It is vital to examine the policy changes required to incentivise the installation of wind-solar hybrid plants, especially in those regions where the possibility of combined drought reduction exists. The drought mitigation impacts of wind-solar hybridization remain unexplored in available literature. Based on our analysis, it would be beneficial to encourage the strategic installation of hybrid plants to mitigate renewable energy droughts. Renewable energy droughts are an important and growing challenge in a deeply decarbonized electricity grid. 

In addition, a policy framework needs to be established to assist in the strengthening of grid interconnections across India.

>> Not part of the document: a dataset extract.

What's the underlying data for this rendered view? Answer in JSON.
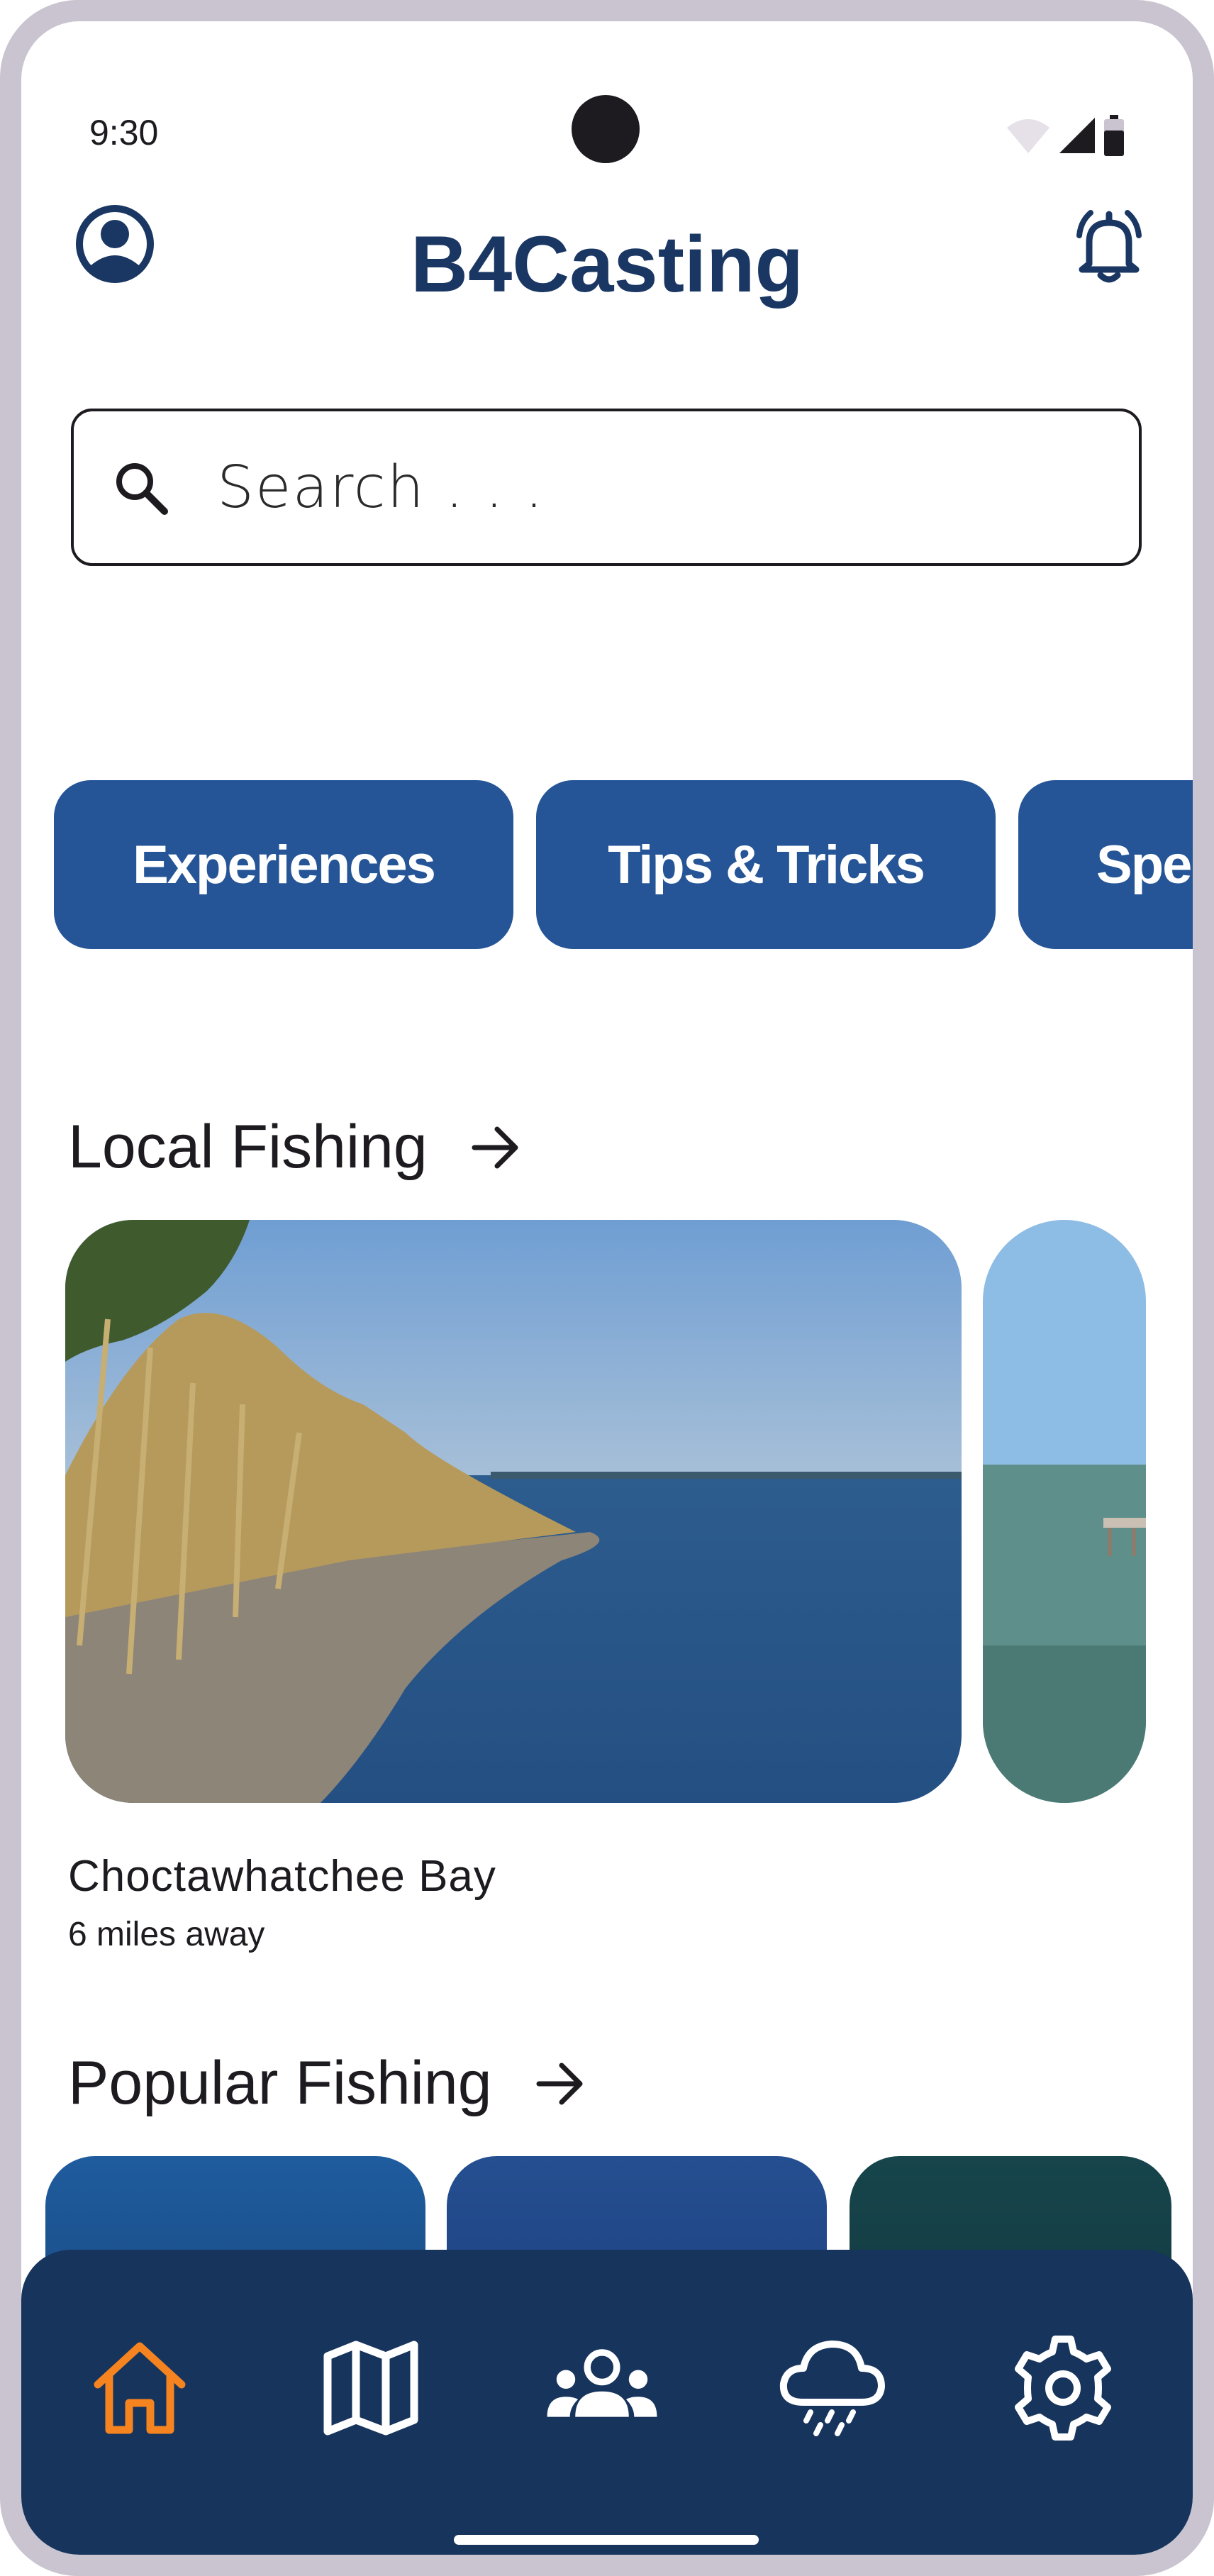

These would result in balancing regional-scale extreme renewable energy droughts. India has five grid regions, and they have limited interconnections. Inter-regional grids need to be strengthened to mitigate regional-scale renewable energy droughts in a renewable-rich grid, and inter-regional energy trade needs to be encouraged.

Energy droughts are only one of many factors for evaluating the optimal energy mix and electricity capacity planning within a country. Factors such as total electricity supply, avoiding over-generation or surplus power, balancing generation with demand, limiting fuel import costs, minimizing per capita emissions from the life cycle of energy generation, managing the demand for land, and minimizing total energy and electricity systems costs also need to be considered when evaluating various energy mix options (Saraswat and Digalwar (2021), Laha et al. (2020)). Rose et al. (2020) argue that wind resources are better correlated than solar resources with the seasons and times of day when energy demand is high. However, they agree that wind resources experience very high seasonal variability. Increasing wind capacity typically involves accompanying investments in gas generators and storage to provide continuous power supply during periods of low wind speed. 

Reference: 

1. Gangopadhyay et al., 2022: A. Gangopadhyay, A.K. Seshadri, N.J. Sparks, R. Toumi,
The role of wind-solar hybrid plants in mitigating renewable energy-droughts, Renewable Energy, Volume 194, 2022, Pages 926-937, ISSN 0960-1481,

https://doi.org/10.1016/j.renene.2022.05.122.


2. Saraswat and Digalwar, 2021: Saraswat S.K. and Digalwar A.K., Evaluation of energy alternatives for sustainable development of energy sector in India: An integrated Shannon’s entropy fuzzy multi-criteria decision approach, Renewable Energy, Volume 171, June 2021, Pages 58-74 available at https://doi.org/10.1016/j.renene.2021.02.068 accessed on 3 Nov. 21


3. Laha et al., 2020: Laha P., Chakraborty B., and Østergaard P.A., Electricity system scenario development of India with import independence in 2030, Renewable Energy, Volume 151, May 2020, Pages 627-639, available at https://doi.org/10.1016/j.renene.2019.11.059 accessed on 3 Nov. 21


4. Rose et al., 2020: Rose A., Chernyakhovskiy I, Palchak D,Koebrich S., and Joshi M.,Least-Cost Pathways for India’s Electric Power Sector, National Renewable Energy Laboratory, Technical Report, NREL/TP-6A20-76153, 2020, available at https://www.nrel.gov/docs/fy20osti/76153.pdf accessed on 3 Nov. 21

Author: Anasuya Gangopadhyay, GAUC Global Youth Ambassador and PhD student at India Institute of Science (IISc).
Editor: Jeffrey Tykot

The article reflects the opinions of the author and not necessarily that of GAUC